Why are Hisense TVs so cheap? How can the brand make profits by selling electronics at such low prices? Here are a few reasons why Hisense TVs are cheap.
1. Hisense TVs are made in China
Hisense TVs are cheap because they’re made in China, where labor costs are lower than in the US.
It all began in 2002 when Hisense and Ligent Photonics, Inc. (recently changed its name to Hisense Broadband, Inc.) established a joint venture.
Under the joint venture, Hisense TVs are designed in St. Charles, Illinois and made in China. The TVs are then sold in North America, Europe, and the Middle East.
An engineer in China earns roughly enough monthly to buy a 60” TV, costing no more than $800.
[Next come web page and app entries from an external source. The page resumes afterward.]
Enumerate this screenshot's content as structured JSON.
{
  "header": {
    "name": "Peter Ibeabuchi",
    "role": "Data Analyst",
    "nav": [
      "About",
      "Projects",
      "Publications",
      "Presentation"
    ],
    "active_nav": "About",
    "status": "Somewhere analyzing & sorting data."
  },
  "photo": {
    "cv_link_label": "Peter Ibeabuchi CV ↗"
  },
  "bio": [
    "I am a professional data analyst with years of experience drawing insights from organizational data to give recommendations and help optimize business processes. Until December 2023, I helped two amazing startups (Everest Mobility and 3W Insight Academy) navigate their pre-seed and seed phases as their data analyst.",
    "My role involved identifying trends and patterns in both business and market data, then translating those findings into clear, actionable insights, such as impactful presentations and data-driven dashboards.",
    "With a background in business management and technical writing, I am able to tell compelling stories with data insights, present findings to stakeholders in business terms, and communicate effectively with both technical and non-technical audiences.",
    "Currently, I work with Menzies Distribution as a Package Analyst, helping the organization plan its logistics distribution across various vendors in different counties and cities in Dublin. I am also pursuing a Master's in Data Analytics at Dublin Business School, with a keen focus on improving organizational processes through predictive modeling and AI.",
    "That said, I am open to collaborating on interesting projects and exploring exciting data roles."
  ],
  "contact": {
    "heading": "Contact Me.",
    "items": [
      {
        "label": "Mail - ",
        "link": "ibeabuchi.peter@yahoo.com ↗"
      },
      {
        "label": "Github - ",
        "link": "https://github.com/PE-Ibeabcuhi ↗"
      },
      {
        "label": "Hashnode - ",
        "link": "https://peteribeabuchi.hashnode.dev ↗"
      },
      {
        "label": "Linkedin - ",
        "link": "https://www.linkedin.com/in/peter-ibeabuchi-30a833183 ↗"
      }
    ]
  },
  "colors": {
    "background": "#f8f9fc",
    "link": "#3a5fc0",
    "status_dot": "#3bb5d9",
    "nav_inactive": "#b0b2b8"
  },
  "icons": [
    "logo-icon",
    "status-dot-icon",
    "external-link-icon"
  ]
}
Compare that to the United States, where an engineer can get an annual salary of around $91,000. It becomes clear that outsourcing production to China really cuts costs down.
Because of China’s low labor costs, Hisense can produce TVs more cheaply. Hisense couldn’t sell their TVs at these prices if made in America.
2. Televisions have become cheaper in the past decades
Decades ago, people saw televisions as big pieces of furniture, not as gadgets. They were huge, heavy, and passed down from generation to generation. But TVs aren’t like that anymore.
Like so many other gadgets, TVs have gotten much better, and much less expensive. In fact, the drop in television prices is surprising.
This is a chart of the price changes in US consumer goods and services made by the American Enterprise Institute:
Prices of key items, like college tuition, have risen 180 percent since 2000. But TV prices dropped a huge 97 percent.
As TV prices drop industry-wide, Hisense must also lower its prices. That’s the current market trend. Almost everyone can buy televisions now.
3. Fierce competition in the television industry
TV prices have dropped mainly due to one key factor in the market: strong competition.
While a few big companies control the smartphone market, low display costs let many TV makers enter.
These TV makers just need to buy the display, make a case, and add streaming software.
James Willcox from Consumer Reports noted that new brands like Hisense have grabbed market share from older ones.
New brands, such as Hisense, attract customers in America by being cheaper. This forces other TV brands to lower their prices.
4. Post-purchase monetization
Hisense is also able to sell its TVs at ridiculously cheap prices because of post-purchase monetization. Hisense watches users and profits from the data they collect.
I recently decided to treat myself to a 50” 4K TV and settled for a Hisense TV. Once I got the TV, I unboxed it and began the setup. To activate the adaptive sound and image functions, I had to let Hisense collect my data. They also sent ads to all devices on my IP.
I was okay with them collecting my data, so I agreed. But, it made me see that some 4K TVs have ‘hidden conditions’ for features.
Smart TVs, like social networks and search engines, monitor us in exchange for services. Then, they can sell that information to advertisers.
This means Hisense can sell their TVs almost at cost and still earn by selling data long-term. Besides selling your data to advertisers, Hisense TVs also display ads in the user interface.
If you buy the Hisense Roku TV, for example, you’ll see recommended TV shows on the home screen’s right side. Those are paid ads.
Simply put, Hisense sells TVs cheaply because they profit by selling your data and showing ads.
5. Hisense operates in the mid-range market
First, it’s important to note that not all Hisense TVs are cheap.
Hisense OLED TVs, for example, cost more than £1,000 in the UK, which isn’t cheap by any means. But Hisense OLED TVs are cheaper than similar models from other brands.
You see major price differences in the mid-range sets. The chart below that shows the average prices of Hisense TVs versus other brands for models over 65 inches.
|TV Brand||Average TV Price|
Established brands often price higher than Hisense TVs. I think this has to do with Hisense’s strategy of targeting middle-class consumers.
Rather than compete with brands like Samsung, Sony, and LG, Hisense targets the mid-range market with less fierce competition.
By focusing on affordable pricing, Hisense differentiates its products more by cost than by features. This means Hisense TVs are generally cheaper.
Very few Hisense TVs, even the 65-inch models, top $1,200. You can expect to pay between $480 and $600 for the models people most often buy (43- to 50-inch TVs).